The following appeared in a June 1960 Marion Daily Republican article and is as published.
Marion Post Office Was Closed during Civil War
Postmaster Closed Office and Moved to Bainbridge for Protection
(by John Wayne Allison)
Marion and Williamson County were a long way from the active battlefields of the Civil War 99 years ago. Still, the war had its unique effects on the community and its citizens.
Research in the annals of time have brought forth the relationship of Marion and Bainbridge now an extinct community living only in the pages of history, came to the rescue of Marion during a crisis in postal service in the year 1861. In fact, Bainbridge can be regarded as the parent stock for all of Williamson County as well as being the first community in the county to have postal service established.
The records show that Bainbridge was situated in Section 16 of West Marion Township. It is difficult to visualize buffalo trails as the main route of transportation in the area and that Indian camps dotted the landscape. This picture was presented of the territory here prior to the pushing of the nation westward. Bainbridge became the natural spot for settlers to pick out in 1813. The location was near the edge of Phelps Prairie, where one of the trails from the Fort Massac to Kaskaskia was situated. Even George Rogers Clark passed this way in July of 1783 on his way to Fort Kaskaskia.

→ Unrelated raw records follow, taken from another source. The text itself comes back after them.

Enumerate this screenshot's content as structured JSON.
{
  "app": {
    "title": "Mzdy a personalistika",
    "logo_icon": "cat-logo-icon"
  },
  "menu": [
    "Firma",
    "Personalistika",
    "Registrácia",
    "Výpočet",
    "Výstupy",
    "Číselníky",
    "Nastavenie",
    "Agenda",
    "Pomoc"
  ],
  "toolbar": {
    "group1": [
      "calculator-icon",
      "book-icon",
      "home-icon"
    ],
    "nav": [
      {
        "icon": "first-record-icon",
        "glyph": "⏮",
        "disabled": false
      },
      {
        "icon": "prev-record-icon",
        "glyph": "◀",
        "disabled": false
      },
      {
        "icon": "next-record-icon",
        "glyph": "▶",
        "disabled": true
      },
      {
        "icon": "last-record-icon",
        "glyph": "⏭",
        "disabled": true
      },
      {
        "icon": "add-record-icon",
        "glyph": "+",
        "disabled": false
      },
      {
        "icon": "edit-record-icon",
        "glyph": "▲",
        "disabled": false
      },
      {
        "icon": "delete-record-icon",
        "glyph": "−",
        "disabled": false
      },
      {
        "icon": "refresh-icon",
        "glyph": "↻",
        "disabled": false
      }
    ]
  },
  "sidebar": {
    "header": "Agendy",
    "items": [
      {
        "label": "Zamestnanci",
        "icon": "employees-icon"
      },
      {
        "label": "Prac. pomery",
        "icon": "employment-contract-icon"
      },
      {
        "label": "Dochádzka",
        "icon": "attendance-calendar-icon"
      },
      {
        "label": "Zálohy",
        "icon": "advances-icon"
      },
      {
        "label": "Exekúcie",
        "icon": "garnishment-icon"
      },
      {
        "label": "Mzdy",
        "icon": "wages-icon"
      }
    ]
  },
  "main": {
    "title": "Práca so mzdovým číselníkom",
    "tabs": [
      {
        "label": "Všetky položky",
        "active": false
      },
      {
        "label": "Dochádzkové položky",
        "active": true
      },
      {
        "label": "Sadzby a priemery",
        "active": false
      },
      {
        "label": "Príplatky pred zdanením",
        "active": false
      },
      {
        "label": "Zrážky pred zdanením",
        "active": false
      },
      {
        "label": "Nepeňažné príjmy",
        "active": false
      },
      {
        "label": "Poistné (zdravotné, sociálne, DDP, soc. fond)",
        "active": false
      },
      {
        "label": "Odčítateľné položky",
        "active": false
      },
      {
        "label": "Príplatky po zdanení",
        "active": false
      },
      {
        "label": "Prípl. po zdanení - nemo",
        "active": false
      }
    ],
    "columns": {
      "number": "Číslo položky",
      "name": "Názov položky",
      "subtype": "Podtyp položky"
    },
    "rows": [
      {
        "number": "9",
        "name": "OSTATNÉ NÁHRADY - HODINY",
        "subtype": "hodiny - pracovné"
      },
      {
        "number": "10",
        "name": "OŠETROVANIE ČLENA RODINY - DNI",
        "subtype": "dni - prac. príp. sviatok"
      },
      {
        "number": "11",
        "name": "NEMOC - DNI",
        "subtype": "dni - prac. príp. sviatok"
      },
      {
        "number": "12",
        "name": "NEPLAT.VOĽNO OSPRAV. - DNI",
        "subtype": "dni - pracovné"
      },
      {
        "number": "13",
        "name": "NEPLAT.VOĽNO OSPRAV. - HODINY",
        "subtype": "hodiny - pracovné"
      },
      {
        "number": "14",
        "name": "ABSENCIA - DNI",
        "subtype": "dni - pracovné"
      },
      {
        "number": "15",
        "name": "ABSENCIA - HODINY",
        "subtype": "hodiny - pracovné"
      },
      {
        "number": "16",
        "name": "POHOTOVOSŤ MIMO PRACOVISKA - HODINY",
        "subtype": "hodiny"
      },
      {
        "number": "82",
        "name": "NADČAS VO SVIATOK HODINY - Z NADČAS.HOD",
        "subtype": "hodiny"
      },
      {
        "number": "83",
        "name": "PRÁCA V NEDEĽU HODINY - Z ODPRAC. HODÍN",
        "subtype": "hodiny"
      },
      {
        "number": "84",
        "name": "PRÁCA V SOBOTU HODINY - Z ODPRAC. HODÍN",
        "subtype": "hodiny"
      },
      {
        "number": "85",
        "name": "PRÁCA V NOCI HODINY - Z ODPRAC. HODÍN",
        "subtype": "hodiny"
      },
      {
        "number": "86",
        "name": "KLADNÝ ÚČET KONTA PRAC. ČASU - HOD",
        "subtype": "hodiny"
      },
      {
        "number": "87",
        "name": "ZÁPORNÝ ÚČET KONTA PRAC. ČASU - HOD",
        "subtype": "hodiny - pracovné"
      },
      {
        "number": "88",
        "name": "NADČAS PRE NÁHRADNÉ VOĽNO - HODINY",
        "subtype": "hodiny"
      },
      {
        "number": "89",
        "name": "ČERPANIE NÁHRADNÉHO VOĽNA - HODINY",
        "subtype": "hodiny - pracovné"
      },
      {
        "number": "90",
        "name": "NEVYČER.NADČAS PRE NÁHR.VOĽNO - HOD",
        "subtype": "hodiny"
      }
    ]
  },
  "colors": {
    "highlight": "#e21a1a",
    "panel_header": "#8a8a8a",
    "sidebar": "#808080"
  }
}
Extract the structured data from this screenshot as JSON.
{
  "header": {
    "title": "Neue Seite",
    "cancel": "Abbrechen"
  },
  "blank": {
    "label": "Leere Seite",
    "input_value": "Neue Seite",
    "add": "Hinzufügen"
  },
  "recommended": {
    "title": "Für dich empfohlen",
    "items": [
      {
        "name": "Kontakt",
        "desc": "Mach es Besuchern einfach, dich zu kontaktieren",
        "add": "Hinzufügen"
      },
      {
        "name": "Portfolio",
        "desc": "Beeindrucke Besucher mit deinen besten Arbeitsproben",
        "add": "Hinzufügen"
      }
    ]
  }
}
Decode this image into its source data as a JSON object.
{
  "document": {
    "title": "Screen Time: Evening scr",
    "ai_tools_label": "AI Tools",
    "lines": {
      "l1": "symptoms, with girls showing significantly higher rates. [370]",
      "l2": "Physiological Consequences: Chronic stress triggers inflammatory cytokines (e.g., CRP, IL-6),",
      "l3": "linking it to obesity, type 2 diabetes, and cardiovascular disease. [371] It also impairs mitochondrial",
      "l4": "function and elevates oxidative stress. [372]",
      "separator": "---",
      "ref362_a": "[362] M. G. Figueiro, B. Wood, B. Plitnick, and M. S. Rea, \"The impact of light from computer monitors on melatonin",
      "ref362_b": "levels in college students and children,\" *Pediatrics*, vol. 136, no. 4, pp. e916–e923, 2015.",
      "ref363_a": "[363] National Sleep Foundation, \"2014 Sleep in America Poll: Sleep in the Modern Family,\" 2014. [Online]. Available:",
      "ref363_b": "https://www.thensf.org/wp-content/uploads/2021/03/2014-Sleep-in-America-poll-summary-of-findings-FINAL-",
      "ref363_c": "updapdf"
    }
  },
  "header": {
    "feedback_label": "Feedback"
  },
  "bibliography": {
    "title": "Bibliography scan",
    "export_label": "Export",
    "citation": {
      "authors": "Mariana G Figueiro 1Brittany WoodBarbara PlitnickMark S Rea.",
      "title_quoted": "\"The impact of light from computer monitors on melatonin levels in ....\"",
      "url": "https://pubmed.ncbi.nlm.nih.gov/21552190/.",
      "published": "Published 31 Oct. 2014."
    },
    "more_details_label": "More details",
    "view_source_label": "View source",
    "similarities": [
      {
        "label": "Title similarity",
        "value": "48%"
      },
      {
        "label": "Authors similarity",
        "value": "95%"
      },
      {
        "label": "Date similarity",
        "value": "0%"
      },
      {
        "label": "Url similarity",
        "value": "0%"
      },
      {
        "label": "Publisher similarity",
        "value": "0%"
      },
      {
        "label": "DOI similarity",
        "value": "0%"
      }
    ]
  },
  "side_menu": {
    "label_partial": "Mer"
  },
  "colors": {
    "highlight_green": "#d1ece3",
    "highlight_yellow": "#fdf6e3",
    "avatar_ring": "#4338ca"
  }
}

It was only natural that a trading post should spring up at a place where such important trails carried the commerce of the day. This was the main route from Jonesboro to West Frankfort. A post road was established by 1839. In later years, Bainbridge was only 15 miles by stage line from Frankfort. Continue reading